Gustav Vigeland made his debut at the Norwegian State Exhibition with the group Hagar and Ismael in 1889. The medium sized group was modelled in sculptor Brynjulf Bergslien's studio. Bergslien helped Vigeland both with his art and finances during the young artist’s first year as a sculptor. For a short time Vigeland also attended evening classes at the Royal College of Drawing, and from the beginning of 1890 he worked in the studio of sculptor Mathias Skeibrok.

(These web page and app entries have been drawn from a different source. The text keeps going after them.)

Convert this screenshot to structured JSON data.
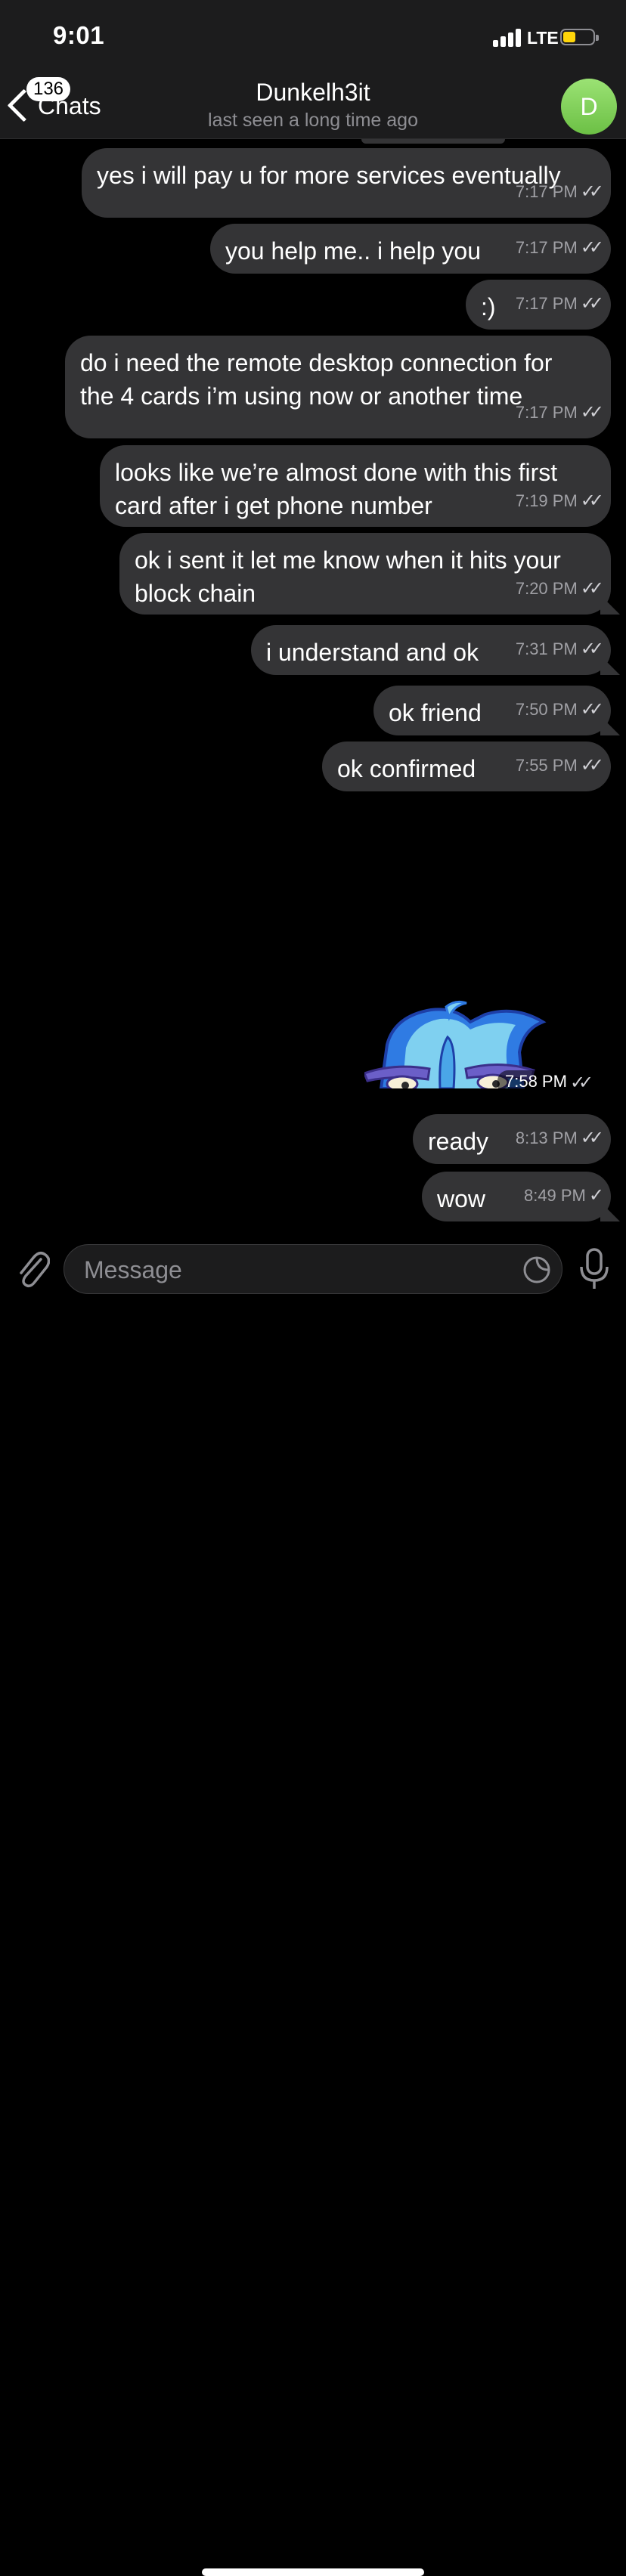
{
  "status_bar": {
    "time": "9:01",
    "network": "LTE",
    "battery_color": "#ffd60a"
  },
  "header": {
    "back_label": "Chats",
    "unread_count": "136",
    "contact_name": "Dunkelh3it",
    "contact_status": "last seen a long time ago",
    "avatar_letter": "D",
    "avatar_color": "#7ccd55"
  },
  "messages": [
    {
      "text": "yes i will pay u for more services eventually",
      "time": "7:17 PM",
      "status": "read"
    },
    {
      "text": "you help me.. i help you",
      "time": "7:17 PM",
      "status": "read"
    },
    {
      "text": ":)",
      "time": "7:17 PM",
      "status": "read"
    },
    {
      "text": "do i need the remote desktop connection for the 4 cards i’m using now or another time",
      "time": "7:17 PM",
      "status": "read"
    },
    {
      "text": "looks like we’re almost done with this first card after i get phone number",
      "time": "7:19 PM",
      "status": "read"
    },
    {
      "text": "ok i sent it let me know when it hits your block chain",
      "time": "7:20 PM",
      "status": "read"
    },
    {
      "text": "i understand and ok",
      "time": "7:31 PM",
      "status": "read"
    },
    {
      "text": "ok friend",
      "time": "7:50 PM",
      "status": "read"
    },
    {
      "text": "ok confirmed",
      "time": "7:55 PM",
      "status": "read"
    },
    {
      "sticker": "blue-cartoon-character-sticker",
      "time": "7:58 PM",
      "status": "read"
    },
    {
      "text": "ready",
      "time": "8:13 PM",
      "status": "read"
    },
    {
      "text": "wow",
      "time": "8:49 PM",
      "status": "sent"
    }
  ],
  "check_marks": {
    "read": "✓✓",
    "sent": "✓"
  },
  "composer": {
    "placeholder": "Message"
  },
  "colors": {
    "bubble": "#343436",
    "header": "#1c1c1d",
    "background": "#000000"
  }
}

In January 1891 Vigeland went to Copenhagen where he was given the opportunity to work in the old, established studio of Vilhelm Bissen. He received a state grant which enabled him to remain in Denmark until the end of that year. In Bissen's studio he created his first life sized group; Accursed.
In 1893 Vigeland spent several months in Paris. During his stay he visited Auguste Rodin's studio several times, and especially Rodin's Gates of Hell made a deep impression on him.
Back in Norway Vigeland started on his own large relief, Hell, a major work of his early years which reveals the deep despair which he experienced in the 1890's. Conceptions of death recur in a number of his works from this period. Another important subject is the relationship between man and woman; his portrayals range from melancholy and desolation to deep affection and ecstasy .
Most characteristic to Vigeland's works in the first half of the 1890's is an emphasis on the inner life of his figures, combined with a dissolved and almost sketch like form. After travelling to Italy in 1895 and 1896, experiencing to full the art of the Renaissance and Antiquity, Vigeland tightened his form during the second half of the 1890's, but the feelings, moods and expressions are still important to him. The sculptures from the second half of the 1890's are characterised by their thin, almost skeleton-like figures, like in Kiss (1898).